TASK GOAL: Copy out all lines bearing the word "Onboard" from the listing below.

GIVEN ENTRIES:
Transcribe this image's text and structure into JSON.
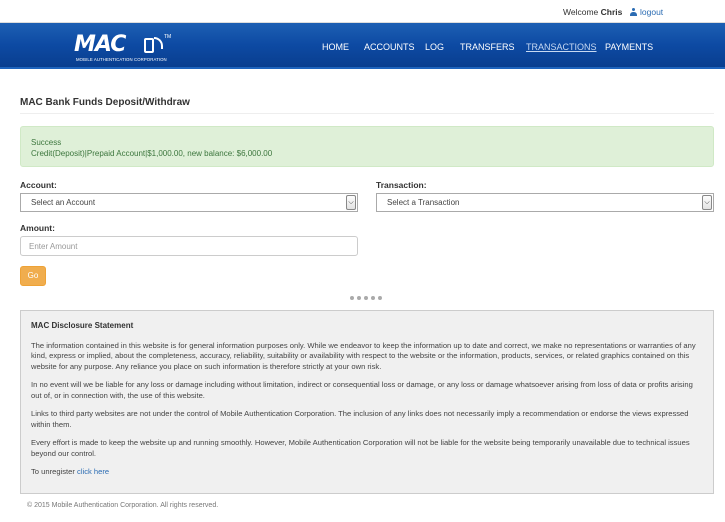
{
  "topbar": {
    "welcome_prefix": "Welcome",
    "user_name": "Chris",
    "logout_label": "logout"
  },
  "brand": {
    "logo_text": "MAC",
    "tagline": "MOBILE AUTHENTICATION CORPORATION",
    "tm": "TM"
  },
  "nav": {
    "items": [
      {
        "label": "HOME"
      },
      {
        "label": "ACCOUNTS"
      },
      {
        "label": "LOG"
      },
      {
        "label": "TRANSFERS"
      },
      {
        "label": "TRANSACTIONS"
      },
      {
        "label": "PAYMENTS"
      }
    ],
    "active": "TRANSACTIONS"
  },
  "page": {
    "title": "MAC Bank Funds Deposit/Withdraw"
  },
  "alert": {
    "heading": "Success",
    "message": "Credit(Deposit)|Prepaid Account|$1,000.00, new balance: $6,000.00"
  },
  "form": {
    "account_label": "Account:",
    "account_selected": "Select an Account",
    "transaction_label": "Transaction:",
    "transaction_selected": "Select a Transaction",
    "amount_label": "Amount:",
    "amount_placeholder": "Enter Amount",
    "amount_value": "",
    "go_label": "Go"
  },
  "disclosure": {
    "title": "MAC Disclosure Statement",
    "paragraphs": [
      "The information contained in this website is for general information purposes only. While we endeavor to keep the information up to date and correct, we make no representations or warranties of any kind, express or implied, about the completeness, accuracy, reliability, suitability or availability with respect to the website or the information, products, services, or related graphics contained on this website for any purpose. Any reliance you place on such information is therefore strictly at your own risk.",
      "In no event will we be liable for any loss or damage including without limitation, indirect or consequential loss or damage, or any loss or damage whatsoever arising from loss of data or profits arising out of, or in connection with, the use of this website.",
      "Links to third party websites are not under the control of Mobile Authentication Corporation. The inclusion of any links does not necessarily imply a recommendation or endorse the views expressed within them.",
      "Every effort is made to keep the website up and running smoothly. However, Mobile Authentication Corporation will not be liable for the website being temporarily unavailable due to technical issues beyond our control."
    ],
    "unregister_prefix": "To unregister",
    "unregister_link": "click here"
  },
  "footer": {
    "copyright": "© 2015 Mobile Authentication Corporation. All rights reserved."
  }
}
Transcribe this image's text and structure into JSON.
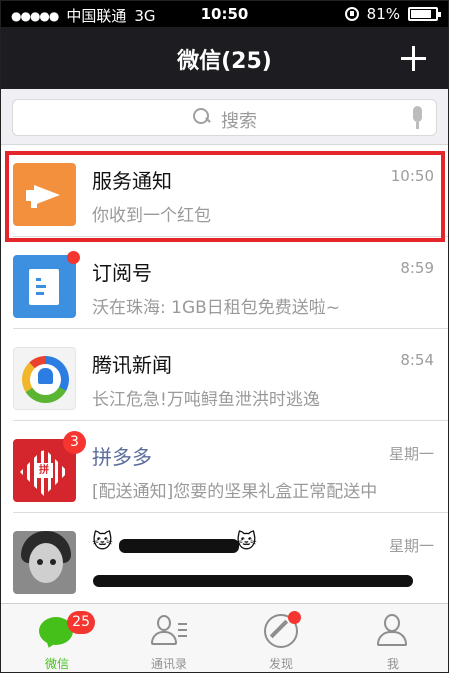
{
  "status_bar": {
    "signal": "●●●●●",
    "carrier": "中国联通",
    "network": "3G",
    "time": "10:50",
    "battery": "81%"
  },
  "nav": {
    "title": "微信(25)",
    "add_icon": "plus-icon"
  },
  "search": {
    "placeholder": "搜索",
    "icon": "search-icon",
    "voice_icon": "microphone-icon"
  },
  "chats": [
    {
      "name": "服务通知",
      "time": "10:50",
      "message": "你收到一个红包",
      "avatar": "megaphone-icon",
      "avatar_color": "#f3903e",
      "highlighted": true
    },
    {
      "name": "订阅号",
      "time": "8:59",
      "message": "沃在珠海: 1GB日租包免费送啦~",
      "avatar": "document-icon",
      "avatar_color": "#3d8fe0",
      "unread_dot": true
    },
    {
      "name": "腾讯新闻",
      "time": "8:54",
      "message": "长江危急!万吨鲟鱼泄洪时逃逸",
      "avatar": "tencent-news-icon"
    },
    {
      "name": "拼多多",
      "time": "星期一",
      "message": "[配送通知]您要的坚果礼盒正常配送中",
      "avatar": "pinduoduo-logo",
      "avatar_color": "#d6262d",
      "unread_count": "3"
    },
    {
      "name_left": "🐱",
      "name_right": "🐱",
      "time": "星期一",
      "avatar": "person-avatar",
      "redacted": true
    }
  ],
  "tabbar": {
    "tabs": [
      {
        "label": "微信",
        "icon": "chat-bubble-icon",
        "badge": "25",
        "active": true
      },
      {
        "label": "通讯录",
        "icon": "contacts-icon"
      },
      {
        "label": "发现",
        "icon": "compass-icon",
        "dot": true
      },
      {
        "label": "我",
        "icon": "person-icon"
      }
    ]
  },
  "colors": {
    "accent": "#45c01a",
    "badge": "#f43530",
    "highlight_border": "#e4262b",
    "nav_bg": "#1d1c21"
  }
}
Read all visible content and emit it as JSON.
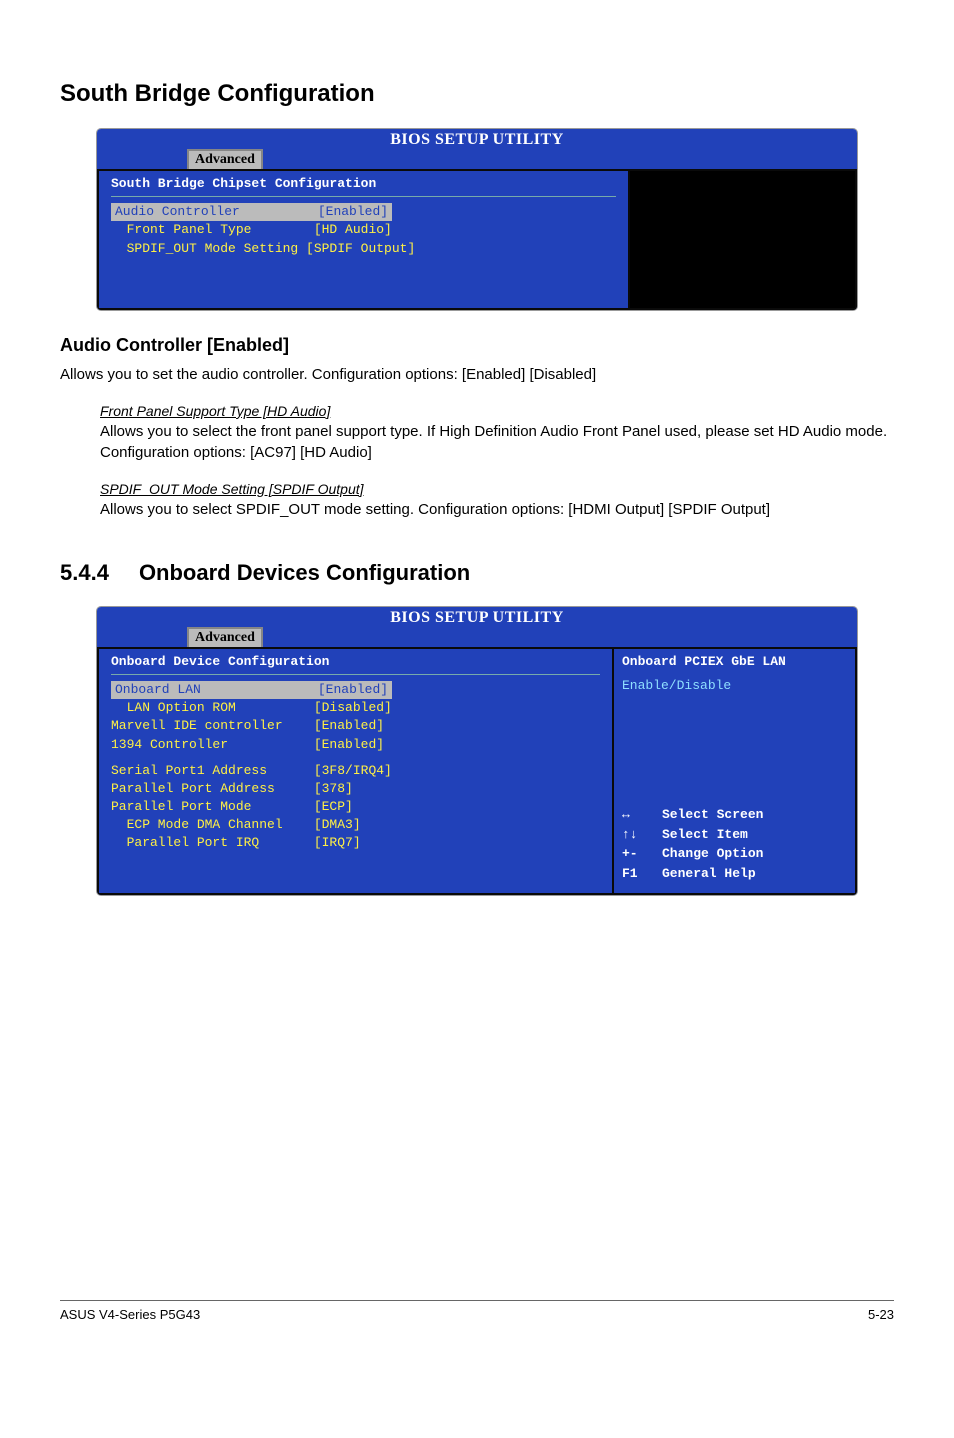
{
  "headings": {
    "south_bridge": "South Bridge Configuration",
    "audio_controller": "Audio Controller [Enabled]",
    "section_num": "5.4.4",
    "section_title": "Onboard Devices Configuration"
  },
  "body": {
    "audio_desc": "Allows you to set the audio controller. Configuration options: [Enabled] [Disabled]",
    "front_panel_title": "Front Panel Support Type [HD Audio]",
    "front_panel_desc": "Allows you to select the front panel support type. If High Definition Audio Front Panel used, please set HD Audio mode. Configuration options: [AC97] [HD Audio]",
    "spdif_title": "SPDIF_OUT Mode Setting [SPDIF Output]",
    "spdif_desc": "Allows you to select SPDIF_OUT mode setting. Configuration options: [HDMI Output] [SPDIF Output]"
  },
  "bios_common": {
    "title": "BIOS SETUP UTILITY",
    "tab": "Advanced"
  },
  "bios1": {
    "section": "South Bridge Chipset Configuration",
    "sel_label": "Audio Controller",
    "sel_val": "[Enabled]",
    "row1": "  Front Panel Type        [HD Audio]",
    "row2": "  SPDIF_OUT Mode Setting [SPDIF Output]"
  },
  "bios2": {
    "section": "Onboard Device Configuration",
    "hint_title": "Onboard PCIEX GbE LAN",
    "hint_body": "Enable/Disable",
    "sel_label": "Onboard LAN",
    "sel_val": "[Enabled]",
    "row_a": "  LAN Option ROM          [Disabled]",
    "row_b": "Marvell IDE controller    [Enabled]",
    "row_c": "1394 Controller           [Enabled]",
    "row_d": "Serial Port1 Address      [3F8/IRQ4]",
    "row_e": "Parallel Port Address     [378]",
    "row_f": "Parallel Port Mode        [ECP]",
    "row_g": "  ECP Mode DMA Channel    [DMA3]",
    "row_h": "  Parallel Port IRQ       [IRQ7]",
    "nav": {
      "k1": "↔",
      "l1": "Select Screen",
      "k2": "↑↓",
      "l2": "Select Item",
      "k3": "+-",
      "l3": "Change Option",
      "k4": "F1",
      "l4": "General Help"
    }
  },
  "footer": {
    "left": "ASUS V4-Series P5G43",
    "right": "5-23"
  }
}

OUTPUT FOR THIS EXERCISE:
    "section_title": "Onboard Devices Configuration"
    "section": "Onboard Device Configuration",
    "hint_title": "Onboard PCIEX GbE LAN",
    "sel_label": "Onboard LAN",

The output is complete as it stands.